Now we need to compute an orbit in this potential. You can give initial conditions (the advantage of this logarithmic potential is that there is no escape energy, so you don't need to worry about making sure the energy is negative to keep it within bounds), integrate them and vizualize the orbit as follows:

mkorbit - 1 0 0 0 1 0 potname=halo | orbint - - 10000 0.01 | orbplot -

As you can see, this orbit is not closed, actually, it looks closed after three revolutions. For fun, you can perturb it a little bit, for example in the initial X position, and integrate it 10 times longer:

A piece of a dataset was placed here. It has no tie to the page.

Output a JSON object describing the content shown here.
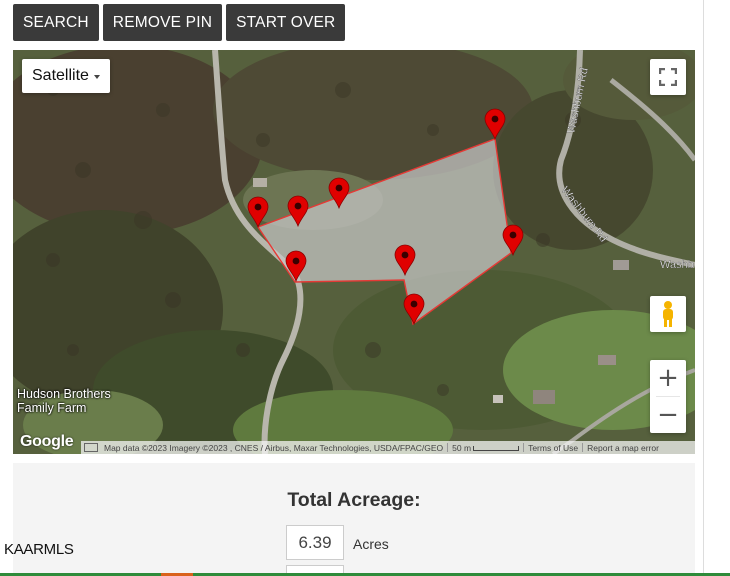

mkorbit - 1.01 0 0 0 1 0 potname=halo | orbint - - 100000 0.01 | orbplot -Let us plot how the radius varies with time. Since orbplot cannot handle arbitrary variables yet, we need to convert to a snapshot (where we loose time) and use the index 'i' as time. You can also choose the angular momentum (jtot), but it will be constant and 1.0 in this example.

mkorbit - 1 0 0 0 1 0 potname=halo | orbint - - 10000 0.01 | otos - - | snapprint - i,r | tabplot -

To find a periodic orbit, you can either solve for circular orbit analytically if the potential allows this (for this potential the relationship is

v/v0 = r/sqrt(r**2+rc**2)or you compute them using a surface of section (orbsos) or periodic orbit finder using variational principles (perorb). For example:

mkorbit - 1.01 0 0 0 1 0 potname=halo | orbint - - 100000 0.01 | orbsos - | tabplot - 3 4or try to check if the orbit integrator can produce a circular orbit at radius 1:

mkorbit - 1 0 0 0 '1/sqrt(2)' 0 potname=halo | orbint - - 10000 0.01 | orbplot -Now we need to rewrite halo.c and add a small spiral perturbation.